*** THE INPUT Section Begins ***

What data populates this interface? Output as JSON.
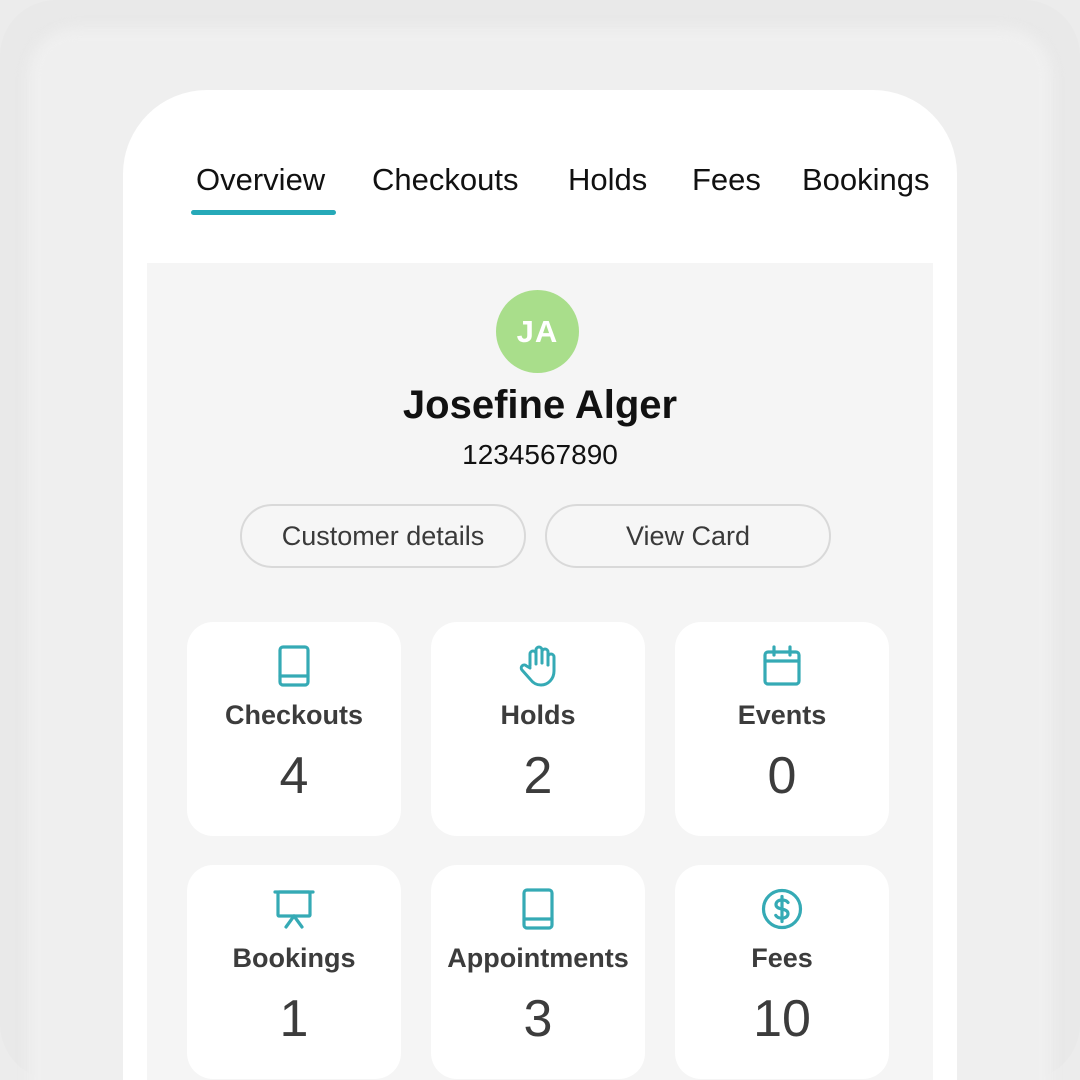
{
  "tabs": [
    {
      "label": "Overview",
      "active": true
    },
    {
      "label": "Checkouts",
      "active": false
    },
    {
      "label": "Holds",
      "active": false
    },
    {
      "label": "Fees",
      "active": false
    },
    {
      "label": "Bookings",
      "active": false
    }
  ],
  "colors": {
    "accent": "#26a9b8",
    "avatar": "#a9de8b",
    "icon": "#35aab5"
  },
  "profile": {
    "initials": "JA",
    "name": "Josefine Alger",
    "card_number": "1234567890"
  },
  "actions": {
    "customer_details": "Customer details",
    "view_card": "View Card"
  },
  "tiles": [
    {
      "label": "Checkouts",
      "count": "4",
      "icon": "book-icon"
    },
    {
      "label": "Holds",
      "count": "2",
      "icon": "hand-icon"
    },
    {
      "label": "Events",
      "count": "0",
      "icon": "calendar-icon"
    },
    {
      "label": "Bookings",
      "count": "1",
      "icon": "presentation-board-icon"
    },
    {
      "label": "Appointments",
      "count": "3",
      "icon": "book-icon"
    },
    {
      "label": "Fees",
      "count": "10",
      "icon": "dollar-circle-icon"
    }
  ]
}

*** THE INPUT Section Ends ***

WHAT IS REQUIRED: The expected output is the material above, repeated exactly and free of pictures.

ANSWER BELOW:
What data populates this interface? Output as JSON.
{
  "tabs": [
    {
      "label": "Overview",
      "active": true
    },
    {
      "label": "Checkouts",
      "active": false
    },
    {
      "label": "Holds",
      "active": false
    },
    {
      "label": "Fees",
      "active": false
    },
    {
      "label": "Bookings",
      "active": false
    }
  ],
  "colors": {
    "accent": "#26a9b8",
    "avatar": "#a9de8b",
    "icon": "#35aab5"
  },
  "profile": {
    "initials": "JA",
    "name": "Josefine Alger",
    "card_number": "1234567890"
  },
  "actions": {
    "customer_details": "Customer details",
    "view_card": "View Card"
  },
  "tiles": [
    {
      "label": "Checkouts",
      "count": "4",
      "icon": "book-icon"
    },
    {
      "label": "Holds",
      "count": "2",
      "icon": "hand-icon"
    },
    {
      "label": "Events",
      "count": "0",
      "icon": "calendar-icon"
    },
    {
      "label": "Bookings",
      "count": "1",
      "icon": "presentation-board-icon"
    },
    {
      "label": "Appointments",
      "count": "3",
      "icon": "book-icon"
    },
    {
      "label": "Fees",
      "count": "10",
      "icon": "dollar-circle-icon"
    }
  ]
}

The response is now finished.